"Alle = all" can only be used with plural nouns (e.g. alle Kinder = all children). There are different forms of "alle" depending on the case of the noun: nominative/accusative: alle, dative: allen, genitive: aller.
"Jeder, jede, jedes = every/each" can only be used with singular nouns (e.g. jedes Kind = every child). Which form you have to use depends on the gender and case of the noun, similar to the different forms of the definite article. You can see all the possible forms here (first table on the right): http://de.wiktionary.org/wiki/jeder
Yes, mjondras, you are correct. 'Every child likes her.' - 'Jedes Kind mag sie.' 'She likes every child.' - 'Sie mag jedes Kind.' But be aware that the sentences look so alike because the verb is conjugated the same for "es" (das Kind) and "sie". If one of them were plural: 'She likes all the children.' - 'Sie mag alle Kinder.' 'All the children like her.' - 'Alle Kinder mögen sie.'

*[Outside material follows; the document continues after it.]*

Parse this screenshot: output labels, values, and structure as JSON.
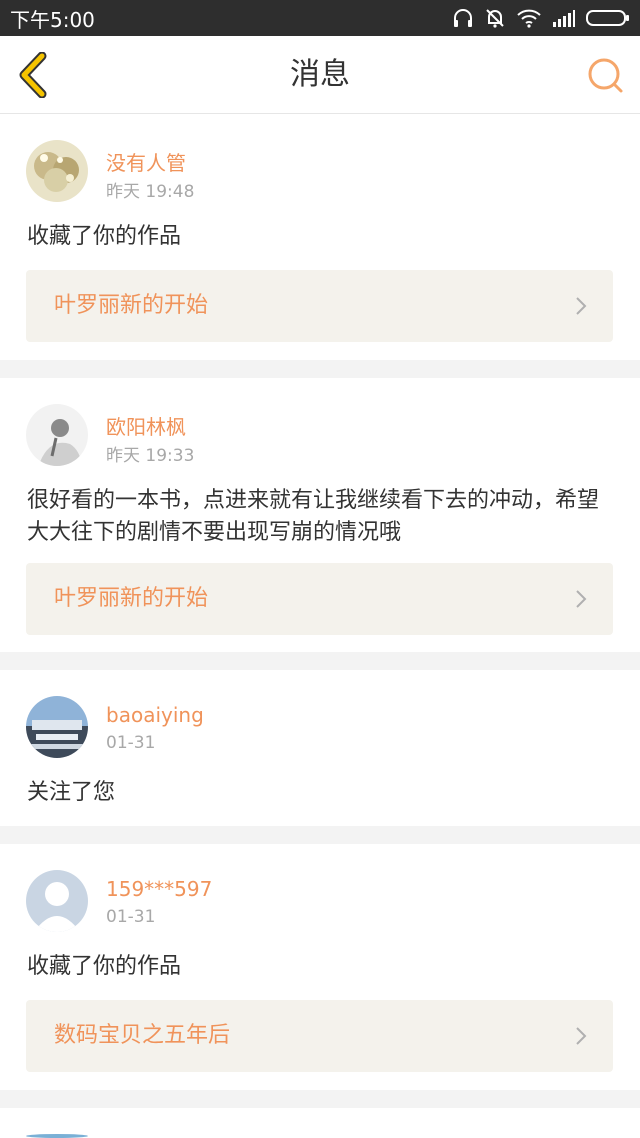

"Sie" as in "they" would use the verb without conjugating it (i.e. haben, spielen, etc.) ; "sie" as in "she" uses a conjugated verb (i.e. hat, spiele, etc.) If you research conjugating German verbs, there's a pretty general structure to how a verb is used in relation to the noun (ich habe, du hast, sie/es/er hat, Sie haben, etc.).
That would be logical, but unfortunately, like the other modal verbs "mögen" is irregular. In the present tense singular, there is a vowel change and the first and third persons singular (I + he/she/it) get no endings.
mögen (to like)
ich mag (I like)
du magst (you [singular informal] like)
er/sie/es mag (he/she/it likes)
wir mögen (we like)
ihr mögt (you [plural informal] like)
sie/Sie mögen (they/you [formal] like)